• **EXERCISE DETAILS**
Images are to be left out; everything else in the records gets copied exactly.

• **PROVIDED ENTRIES**
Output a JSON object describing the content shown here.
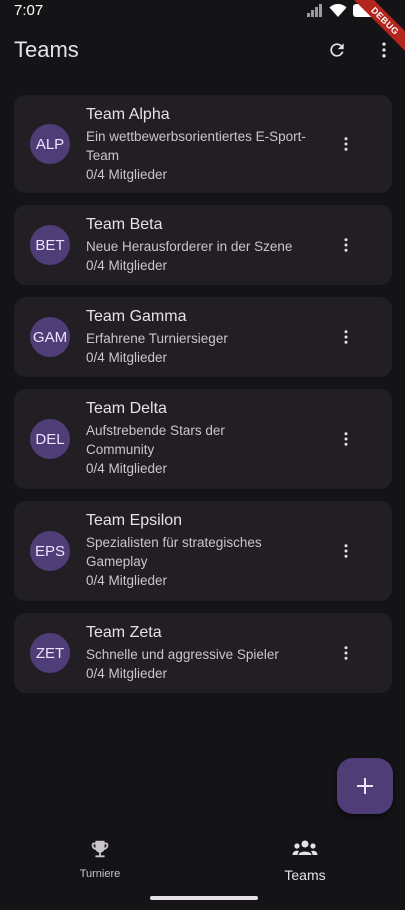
{
  "status_bar": {
    "time": "7:07",
    "debug_label": "DEBUG"
  },
  "app_bar": {
    "title": "Teams"
  },
  "teams": [
    {
      "initials": "ALP",
      "name": "Team Alpha",
      "description": "Ein wettbewerbsorientiertes E-Sport-Team",
      "members": "0/4 Mitglieder"
    },
    {
      "initials": "BET",
      "name": "Team Beta",
      "description": "Neue Herausforderer in der Szene",
      "members": "0/4 Mitglieder"
    },
    {
      "initials": "GAM",
      "name": "Team Gamma",
      "description": "Erfahrene Turniersieger",
      "members": "0/4 Mitglieder"
    },
    {
      "initials": "DEL",
      "name": "Team Delta",
      "description": "Aufstrebende Stars der Community",
      "members": "0/4 Mitglieder"
    },
    {
      "initials": "EPS",
      "name": "Team Epsilon",
      "description": "Spezialisten für strategisches Gameplay",
      "members": "0/4 Mitglieder"
    },
    {
      "initials": "ZET",
      "name": "Team Zeta",
      "description": "Schnelle und aggressive Spieler",
      "members": "0/4 Mitglieder"
    }
  ],
  "nav": {
    "turniere": {
      "label": "Turniere",
      "icon": "trophy-icon"
    },
    "teams": {
      "label": "Teams",
      "icon": "groups-icon"
    }
  },
  "colors": {
    "background": "#141316",
    "card": "#211f24",
    "accent": "#4f3d78",
    "text": "#e6e1e9"
  }
}
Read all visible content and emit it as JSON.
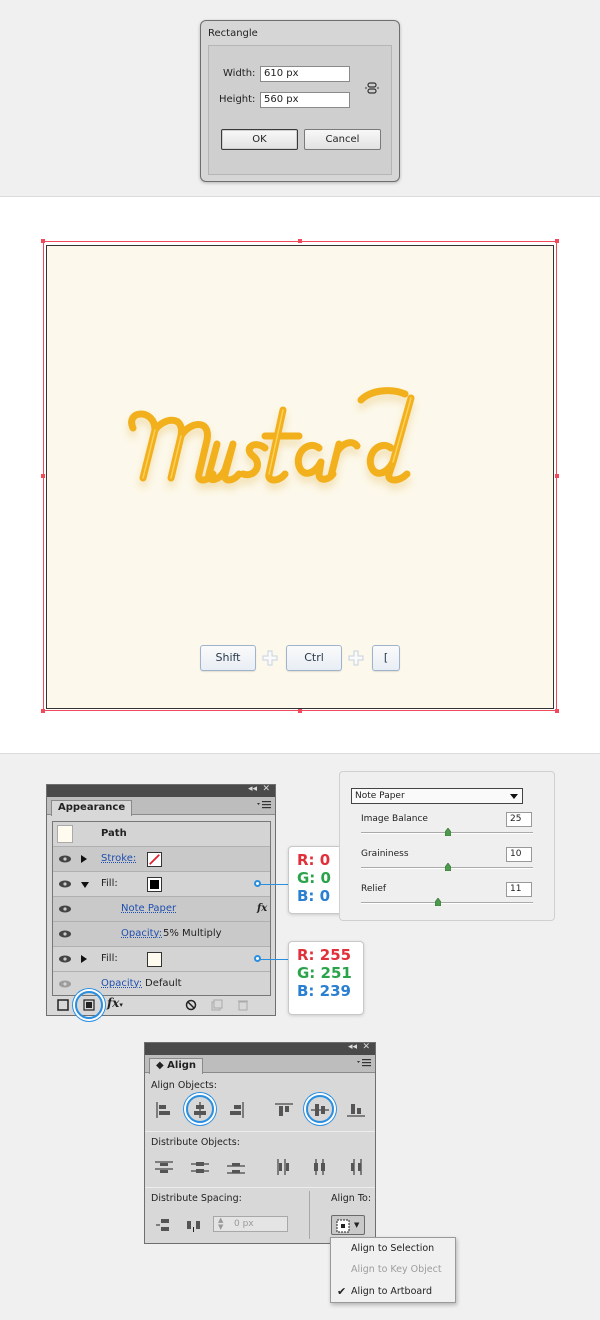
{
  "rectangle_dialog": {
    "title": "Rectangle",
    "width_label": "Width:",
    "width_value": "610 px",
    "height_label": "Height:",
    "height_value": "560 px",
    "ok_label": "OK",
    "cancel_label": "Cancel"
  },
  "artboard": {
    "colors": {
      "selection": "#f04a5c",
      "paper": "#fcf8eb",
      "mustard": "#f3b323"
    },
    "keys": [
      "Shift",
      "Ctrl",
      "["
    ]
  },
  "appearance": {
    "tab_label": "Appearance",
    "header": "Path",
    "stroke_label": "Stroke:",
    "fill_label_1": "Fill:",
    "note_paper_label": "Note Paper",
    "fx_label": "fx",
    "opacity_label_1": "Opacity:",
    "opacity_value_1": "5% Multiply",
    "fill_label_2": "Fill:",
    "opacity_label_2": "Opacity:",
    "opacity_value_2": "Default"
  },
  "color_callouts": {
    "black": {
      "r": "R: 0",
      "g": "G: 0",
      "b": "B: 0"
    },
    "cream": {
      "r": "R: 255",
      "g": "G: 251",
      "b": "B: 239"
    },
    "fill_colors": {
      "black": "#000000",
      "cream": "#fffbef"
    }
  },
  "note_paper": {
    "dropdown_value": "Note Paper",
    "image_balance_label": "Image Balance",
    "image_balance_value": "25",
    "graininess_label": "Graininess",
    "graininess_value": "10",
    "relief_label": "Relief",
    "relief_value": "11"
  },
  "align": {
    "tab_label": "Align",
    "align_objects_label": "Align Objects:",
    "distribute_objects_label": "Distribute Objects:",
    "distribute_spacing_label": "Distribute Spacing:",
    "align_to_label": "Align To:",
    "spacing_value": "0 px",
    "dropdown": {
      "align_to_selection": "Align to Selection",
      "align_to_key_object": "Align to Key Object",
      "align_to_artboard": "Align to Artboard",
      "checked": "✔"
    }
  }
}
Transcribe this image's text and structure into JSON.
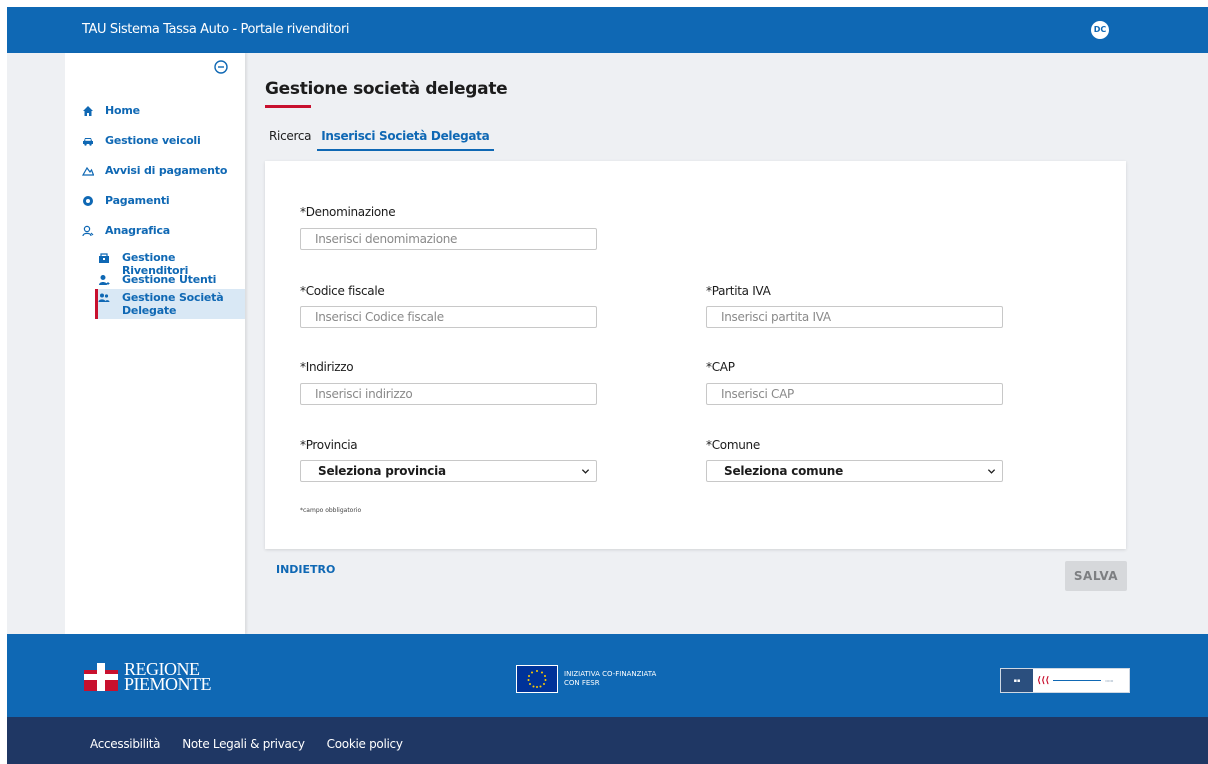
{
  "header": {
    "app_title": "TAU Sistema Tassa Auto - Portale rivenditori",
    "avatar_initials": "DC"
  },
  "sidebar": {
    "items": [
      {
        "label": "Home",
        "icon": "home-icon"
      },
      {
        "label": "Gestione veicoli",
        "icon": "car-icon"
      },
      {
        "label": "Avvisi di pagamento",
        "icon": "mountain-icon"
      },
      {
        "label": "Pagamenti",
        "icon": "payment-icon"
      },
      {
        "label": "Anagrafica",
        "icon": "user-icon"
      }
    ],
    "sub_items": [
      {
        "label": "Gestione Rivenditori",
        "icon": "shop-icon"
      },
      {
        "label": "Gestione Utenti",
        "icon": "user-add-icon"
      },
      {
        "label": "Gestione Società Delegate",
        "icon": "users-group-icon",
        "active": true
      }
    ]
  },
  "page": {
    "title": "Gestione società delegate",
    "tabs": [
      {
        "label": "Ricerca",
        "active": false
      },
      {
        "label": "Inserisci Società Delegata",
        "active": true
      }
    ]
  },
  "form": {
    "denominazione": {
      "label": "*Denominazione",
      "placeholder": "Inserisci denomimazione"
    },
    "codice_fiscale": {
      "label": "*Codice fiscale",
      "placeholder": "Inserisci Codice fiscale"
    },
    "partita_iva": {
      "label": "*Partita IVA",
      "placeholder": "Inserisci partita IVA"
    },
    "indirizzo": {
      "label": "*Indirizzo",
      "placeholder": "Inserisci indirizzo"
    },
    "cap": {
      "label": "*CAP",
      "placeholder": "Inserisci CAP"
    },
    "provincia": {
      "label": "*Provincia",
      "selected": "Seleziona provincia"
    },
    "comune": {
      "label": "*Comune",
      "selected": "Seleziona comune"
    },
    "required_note": "*campo obbligatorio"
  },
  "actions": {
    "back_label": "INDIETRO",
    "save_label": "SALVA"
  },
  "footer": {
    "region_line1": "REGIONE",
    "region_line2": "PIEMONTE",
    "eu_line1": "INIZIATIVA CO-FINANZIATA",
    "eu_line2": "CON FESR",
    "links": [
      "Accessibilità",
      "Note Legali & privacy",
      "Cookie policy"
    ]
  },
  "colors": {
    "primary": "#0f68b4",
    "accent_red": "#c8102e",
    "footer_dark": "#1f3764",
    "background": "#eef0f3"
  }
}
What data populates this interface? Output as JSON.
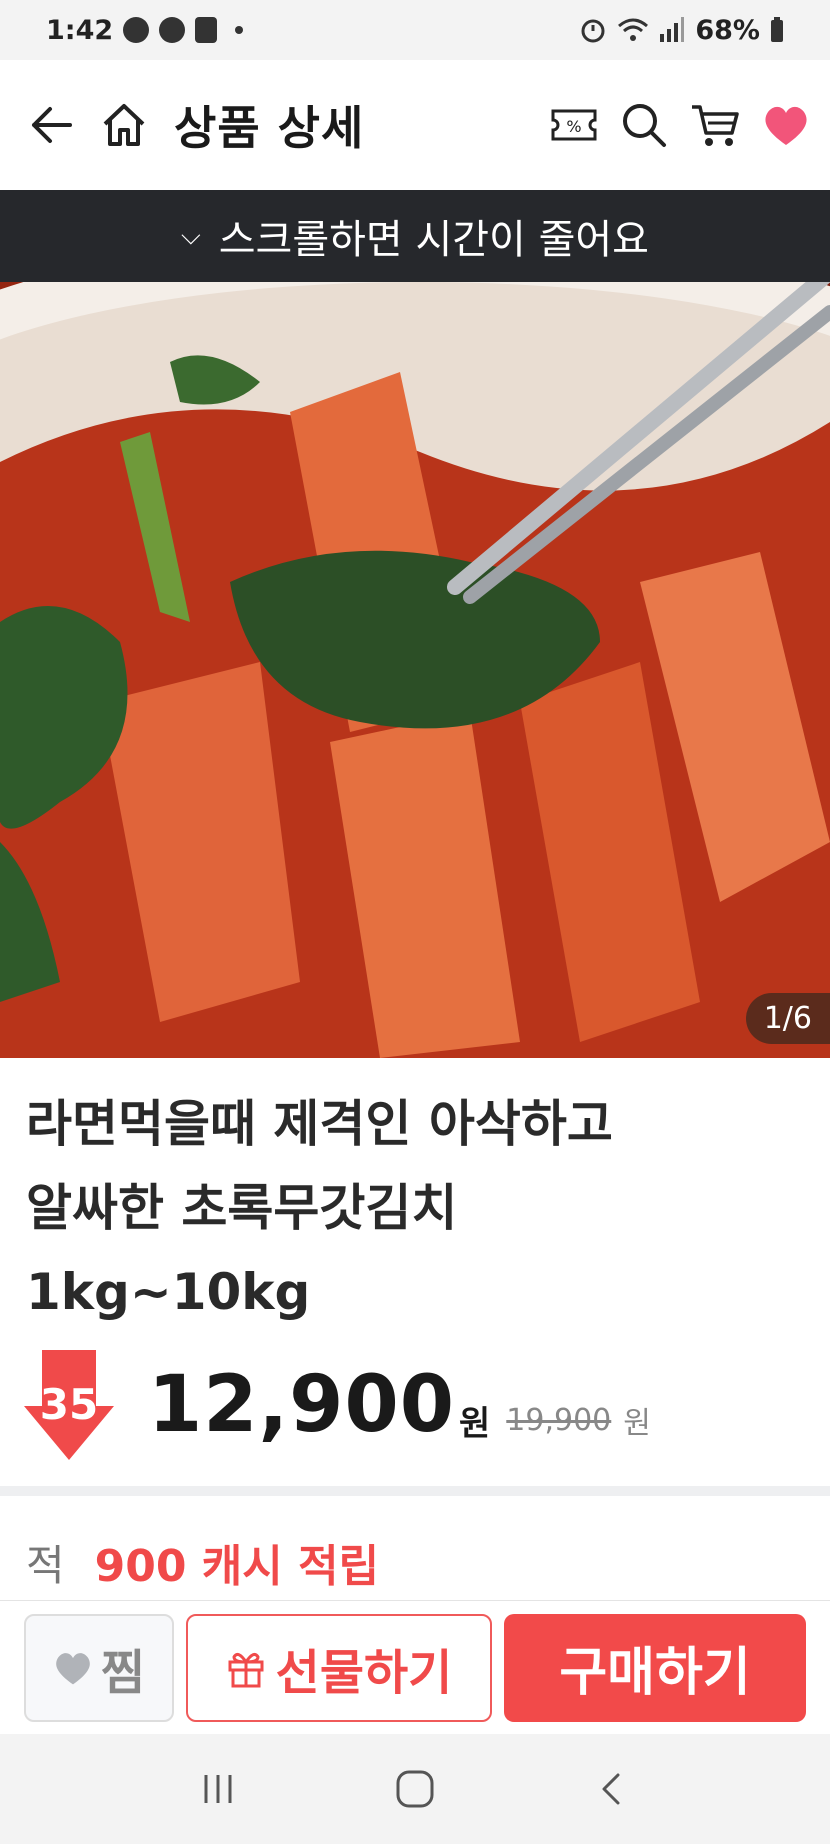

• **RESPONSE BELOW**
Output a JSON object describing the content shown here.
{
  "status_bar": {
    "time": "7:07",
    "debug_label": "DEBUG"
  },
  "app_bar": {
    "title": "Teams"
  },
  "teams": [
    {
      "initials": "ALP",
      "name": "Team Alpha",
      "description": "Ein wettbewerbsorientiertes E-Sport-Team",
      "members": "0/4 Mitglieder"
    },
    {
      "initials": "BET",
      "name": "Team Beta",
      "description": "Neue Herausforderer in der Szene",
      "members": "0/4 Mitglieder"
    },
    {
      "initials": "GAM",
      "name": "Team Gamma",
      "description": "Erfahrene Turniersieger",
      "members": "0/4 Mitglieder"
    },
    {
      "initials": "DEL",
      "name": "Team Delta",
      "description": "Aufstrebende Stars der Community",
      "members": "0/4 Mitglieder"
    },
    {
      "initials": "EPS",
      "name": "Team Epsilon",
      "description": "Spezialisten für strategisches Gameplay",
      "members": "0/4 Mitglieder"
    },
    {
      "initials": "ZET",
      "name": "Team Zeta",
      "description": "Schnelle und aggressive Spieler",
      "members": "0/4 Mitglieder"
    }
  ],
  "nav": {
    "turniere": {
      "label": "Turniere",
      "icon": "trophy-icon"
    },
    "teams": {
      "label": "Teams",
      "icon": "groups-icon"
    }
  },
  "colors": {
    "background": "#141316",
    "card": "#211f24",
    "accent": "#4f3d78",
    "text": "#e6e1e9"
  }
}
Read all visible content and emit it as JSON.
{
  "rectangle_dialog": {
    "title": "Rectangle",
    "width_label": "Width:",
    "width_value": "610 px",
    "height_label": "Height:",
    "height_value": "560 px",
    "ok_label": "OK",
    "cancel_label": "Cancel"
  },
  "artboard": {
    "colors": {
      "selection": "#f04a5c",
      "paper": "#fcf8eb",
      "mustard": "#f3b323"
    },
    "keys": [
      "Shift",
      "Ctrl",
      "["
    ]
  },
  "appearance": {
    "tab_label": "Appearance",
    "header": "Path",
    "stroke_label": "Stroke:",
    "fill_label_1": "Fill:",
    "note_paper_label": "Note Paper",
    "fx_label": "fx",
    "opacity_label_1": "Opacity:",
    "opacity_value_1": "5% Multiply",
    "fill_label_2": "Fill:",
    "opacity_label_2": "Opacity:",
    "opacity_value_2": "Default"
  },
  "color_callouts": {
    "black": {
      "r": "R: 0",
      "g": "G: 0",
      "b": "B: 0"
    },
    "cream": {
      "r": "R: 255",
      "g": "G: 251",
      "b": "B: 239"
    },
    "fill_colors": {
      "black": "#000000",
      "cream": "#fffbef"
    }
  },
  "note_paper": {
    "dropdown_value": "Note Paper",
    "image_balance_label": "Image Balance",
    "image_balance_value": "25",
    "graininess_label": "Graininess",
    "graininess_value": "10",
    "relief_label": "Relief",
    "relief_value": "11"
  },
  "align": {
    "tab_label": "Align",
    "align_objects_label": "Align Objects:",
    "distribute_objects_label": "Distribute Objects:",
    "distribute_spacing_label": "Distribute Spacing:",
    "align_to_label": "Align To:",
    "spacing_value": "0 px",
    "dropdown": {
      "align_to_selection": "Align to Selection",
      "align_to_key_object": "Align to Key Object",
      "align_to_artboard": "Align to Artboard",
      "checked": "✔"
    }
  }
}
Transcribe this image's text and structure into JSON.
{
  "header": {
    "app_title": "TAU Sistema Tassa Auto - Portale rivenditori",
    "avatar_initials": "DC"
  },
  "sidebar": {
    "items": [
      {
        "label": "Home",
        "icon": "home-icon"
      },
      {
        "label": "Gestione veicoli",
        "icon": "car-icon"
      },
      {
        "label": "Avvisi di pagamento",
        "icon": "mountain-icon"
      },
      {
        "label": "Pagamenti",
        "icon": "payment-icon"
      },
      {
        "label": "Anagrafica",
        "icon": "user-icon"
      }
    ],
    "sub_items": [
      {
        "label": "Gestione Rivenditori",
        "icon": "shop-icon"
      },
      {
        "label": "Gestione Utenti",
        "icon": "user-add-icon"
      },
      {
        "label": "Gestione Società Delegate",
        "icon": "users-group-icon",
        "active": true
      }
    ]
  },
  "page": {
    "title": "Gestione società delegate",
    "tabs": [
      {
        "label": "Ricerca",
        "active": false
      },
      {
        "label": "Inserisci Società Delegata",
        "active": true
      }
    ]
  },
  "form": {
    "denominazione": {
      "label": "*Denominazione",
      "placeholder": "Inserisci denomimazione"
    },
    "codice_fiscale": {
      "label": "*Codice fiscale",
      "placeholder": "Inserisci Codice fiscale"
    },
    "partita_iva": {
      "label": "*Partita IVA",
      "placeholder": "Inserisci partita IVA"
    },
    "indirizzo": {
      "label": "*Indirizzo",
      "placeholder": "Inserisci indirizzo"
    },
    "cap": {
      "label": "*CAP",
      "placeholder": "Inserisci CAP"
    },
    "provincia": {
      "label": "*Provincia",
      "selected": "Seleziona provincia"
    },
    "comune": {
      "label": "*Comune",
      "selected": "Seleziona comune"
    },
    "required_note": "*campo obbligatorio"
  },
  "actions": {
    "back_label": "INDIETRO",
    "save_label": "SALVA"
  },
  "footer": {
    "region_line1": "REGIONE",
    "region_line2": "PIEMONTE",
    "eu_line1": "INIZIATIVA CO-FINANZIATA",
    "eu_line2": "CON FESR",
    "links": [
      "Accessibilità",
      "Note Legali & privacy",
      "Cookie policy"
    ]
  },
  "colors": {
    "primary": "#0f68b4",
    "accent_red": "#c8102e",
    "footer_dark": "#1f3764",
    "background": "#eef0f3"
  }
}
What data populates this interface? Output as JSON.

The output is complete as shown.